Segment Start: Data

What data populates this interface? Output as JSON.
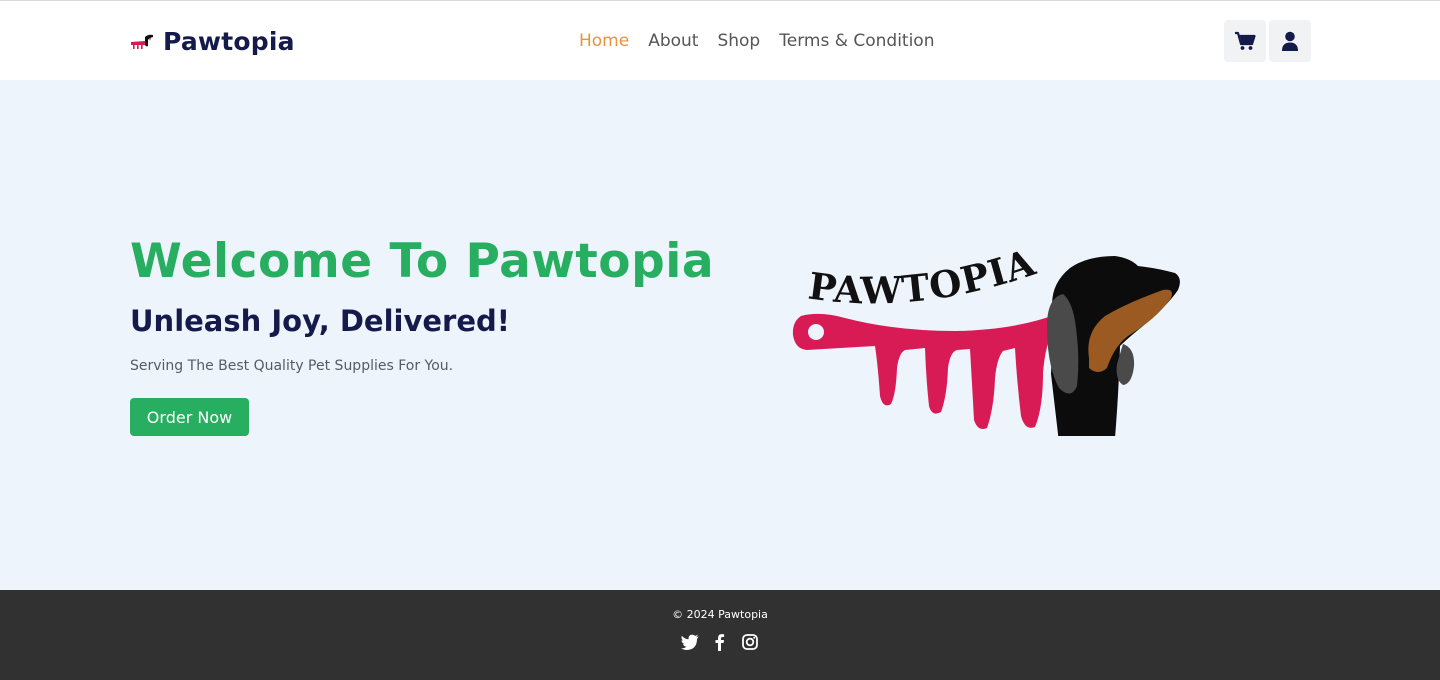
{
  "header": {
    "brand": "Pawtopia",
    "nav": [
      {
        "label": "Home",
        "active": true
      },
      {
        "label": "About",
        "active": false
      },
      {
        "label": "Shop",
        "active": false
      },
      {
        "label": "Terms & Condition",
        "active": false
      }
    ],
    "icons": [
      "cart-icon",
      "user-icon"
    ]
  },
  "hero": {
    "title": "Welcome To Pawtopia",
    "subtitle": "Unleash Joy, Delivered!",
    "text": "Serving The Best Quality Pet Supplies For You.",
    "cta": "Order Now",
    "logo_text": "PAWTOPIA"
  },
  "footer": {
    "copyright": "© 2024 Pawtopia",
    "social": [
      "twitter-icon",
      "facebook-icon",
      "instagram-icon"
    ]
  },
  "colors": {
    "accent_green": "#27ae60",
    "nav_active": "#e8943a",
    "brand_navy": "#141a4a",
    "hero_bg": "#eef4fc",
    "footer_bg": "#313131",
    "comb_pink": "#d81b55"
  }
}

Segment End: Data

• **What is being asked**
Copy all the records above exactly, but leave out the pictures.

• **Output of the exercise**
What data populates this interface? Output as JSON.
{
  "header": {
    "brand": "Pawtopia",
    "nav": [
      {
        "label": "Home",
        "active": true
      },
      {
        "label": "About",
        "active": false
      },
      {
        "label": "Shop",
        "active": false
      },
      {
        "label": "Terms & Condition",
        "active": false
      }
    ],
    "icons": [
      "cart-icon",
      "user-icon"
    ]
  },
  "hero": {
    "title": "Welcome To Pawtopia",
    "subtitle": "Unleash Joy, Delivered!",
    "text": "Serving The Best Quality Pet Supplies For You.",
    "cta": "Order Now",
    "logo_text": "PAWTOPIA"
  },
  "footer": {
    "copyright": "© 2024 Pawtopia",
    "social": [
      "twitter-icon",
      "facebook-icon",
      "instagram-icon"
    ]
  },
  "colors": {
    "accent_green": "#27ae60",
    "nav_active": "#e8943a",
    "brand_navy": "#141a4a",
    "hero_bg": "#eef4fc",
    "footer_bg": "#313131",
    "comb_pink": "#d81b55"
  }
}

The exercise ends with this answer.